Problem requirements » From the first line to the last, give the records again exactly and skip the pictures.

Recorded data »
———

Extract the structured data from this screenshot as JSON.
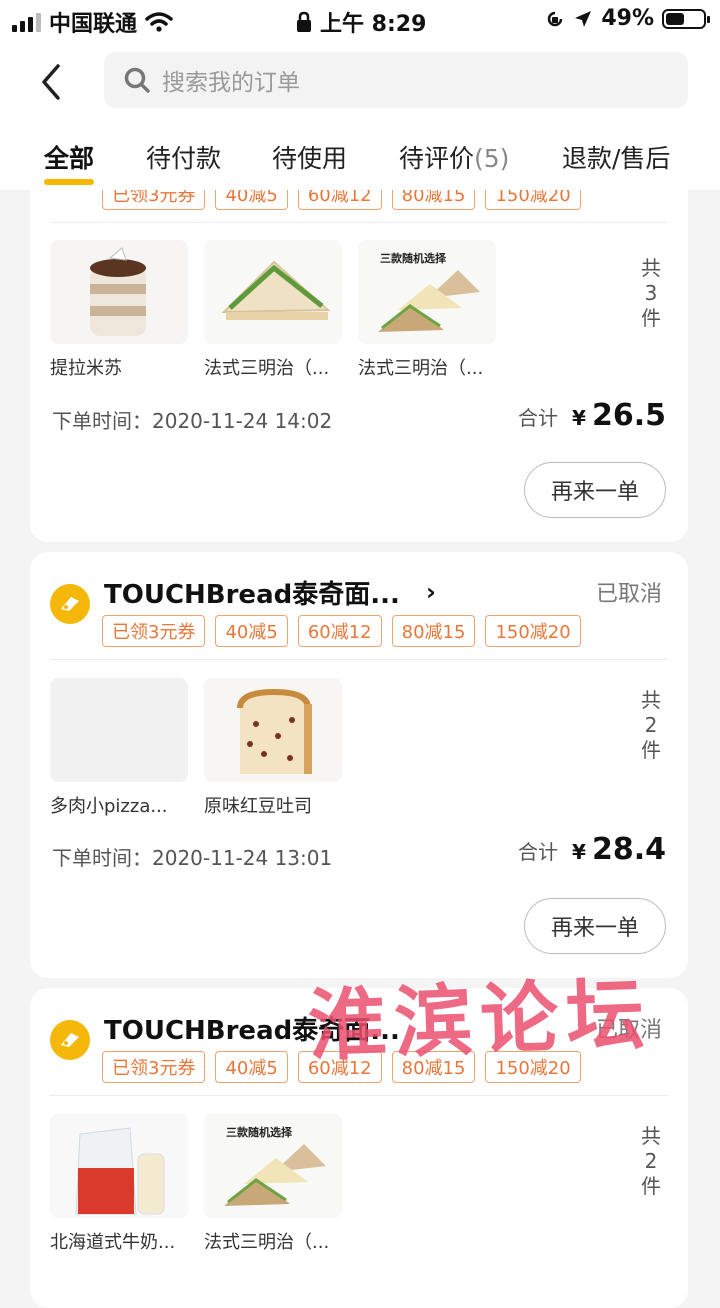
{
  "status_bar": {
    "carrier": "中国联通",
    "time": "上午 8:29",
    "battery": "49%",
    "battery_level": 0.49
  },
  "header": {
    "search_placeholder": "搜索我的订单",
    "tabs": [
      {
        "label": "全部",
        "count": "",
        "active": true
      },
      {
        "label": "待付款",
        "count": ""
      },
      {
        "label": "待使用",
        "count": ""
      },
      {
        "label": "待评价",
        "count": "(5)"
      },
      {
        "label": "退款/售后",
        "count": ""
      }
    ]
  },
  "orders": [
    {
      "shop_name": "",
      "status": "",
      "coupons": [
        "已领3元券",
        "40减5",
        "60减12",
        "80减15",
        "150减20"
      ],
      "items": [
        {
          "name": "提拉米苏",
          "image": "tiramisu"
        },
        {
          "name": "法式三明治（...",
          "image": "sandwich"
        },
        {
          "name": "法式三明治（...",
          "image": "sandwich-assorted",
          "caption": "三款随机选择"
        }
      ],
      "item_count": [
        "共",
        "3",
        "件"
      ],
      "order_time": "下单时间：2020-11-24 14:02",
      "total_label": "合计",
      "currency": "¥",
      "total": "26.5",
      "reorder_label": "再来一单"
    },
    {
      "shop_name": "TOUCHBread泰奇面...",
      "status": "已取消",
      "coupons": [
        "已领3元券",
        "40减5",
        "60减12",
        "80减15",
        "150减20"
      ],
      "items": [
        {
          "name": "多肉小pizza...",
          "image": "blank"
        },
        {
          "name": "原味红豆吐司",
          "image": "red-bean-toast"
        }
      ],
      "item_count": [
        "共",
        "2",
        "件"
      ],
      "order_time": "下单时间：2020-11-24 13:01",
      "total_label": "合计",
      "currency": "¥",
      "total": "28.4",
      "reorder_label": "再来一单"
    },
    {
      "shop_name": "TOUCHBread泰奇面...",
      "status": "已取消",
      "coupons": [
        "已领3元券",
        "40减5",
        "60减12",
        "80减15",
        "150减20"
      ],
      "items": [
        {
          "name": "北海道式牛奶...",
          "image": "milk-bread"
        },
        {
          "name": "法式三明治（...",
          "image": "sandwich-assorted",
          "caption": "三款随机选择"
        }
      ],
      "item_count": [
        "共",
        "2",
        "件"
      ]
    }
  ],
  "watermark": "淮滨论坛",
  "colors": {
    "accent": "#f6b800",
    "coupon": "#e9773a",
    "watermark": "#eb506e"
  }
}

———

Answer section »
Extract the structured data from this screenshot as JSON.
{
  "status_bar": {
    "carrier": "中国联通",
    "time": "上午 8:29",
    "battery": "49%",
    "battery_level": 0.49
  },
  "header": {
    "search_placeholder": "搜索我的订单",
    "tabs": [
      {
        "label": "全部",
        "count": "",
        "active": true
      },
      {
        "label": "待付款",
        "count": ""
      },
      {
        "label": "待使用",
        "count": ""
      },
      {
        "label": "待评价",
        "count": "(5)"
      },
      {
        "label": "退款/售后",
        "count": ""
      }
    ]
  },
  "orders": [
    {
      "shop_name": "",
      "status": "",
      "coupons": [
        "已领3元券",
        "40减5",
        "60减12",
        "80减15",
        "150减20"
      ],
      "items": [
        {
          "name": "提拉米苏",
          "image": "tiramisu"
        },
        {
          "name": "法式三明治（...",
          "image": "sandwich"
        },
        {
          "name": "法式三明治（...",
          "image": "sandwich-assorted",
          "caption": "三款随机选择"
        }
      ],
      "item_count": [
        "共",
        "3",
        "件"
      ],
      "order_time": "下单时间：2020-11-24 14:02",
      "total_label": "合计",
      "currency": "¥",
      "total": "26.5",
      "reorder_label": "再来一单"
    },
    {
      "shop_name": "TOUCHBread泰奇面...",
      "status": "已取消",
      "coupons": [
        "已领3元券",
        "40减5",
        "60减12",
        "80减15",
        "150减20"
      ],
      "items": [
        {
          "name": "多肉小pizza...",
          "image": "blank"
        },
        {
          "name": "原味红豆吐司",
          "image": "red-bean-toast"
        }
      ],
      "item_count": [
        "共",
        "2",
        "件"
      ],
      "order_time": "下单时间：2020-11-24 13:01",
      "total_label": "合计",
      "currency": "¥",
      "total": "28.4",
      "reorder_label": "再来一单"
    },
    {
      "shop_name": "TOUCHBread泰奇面...",
      "status": "已取消",
      "coupons": [
        "已领3元券",
        "40减5",
        "60减12",
        "80减15",
        "150减20"
      ],
      "items": [
        {
          "name": "北海道式牛奶...",
          "image": "milk-bread"
        },
        {
          "name": "法式三明治（...",
          "image": "sandwich-assorted",
          "caption": "三款随机选择"
        }
      ],
      "item_count": [
        "共",
        "2",
        "件"
      ]
    }
  ],
  "watermark": "淮滨论坛",
  "colors": {
    "accent": "#f6b800",
    "coupon": "#e9773a",
    "watermark": "#eb506e"
  }
}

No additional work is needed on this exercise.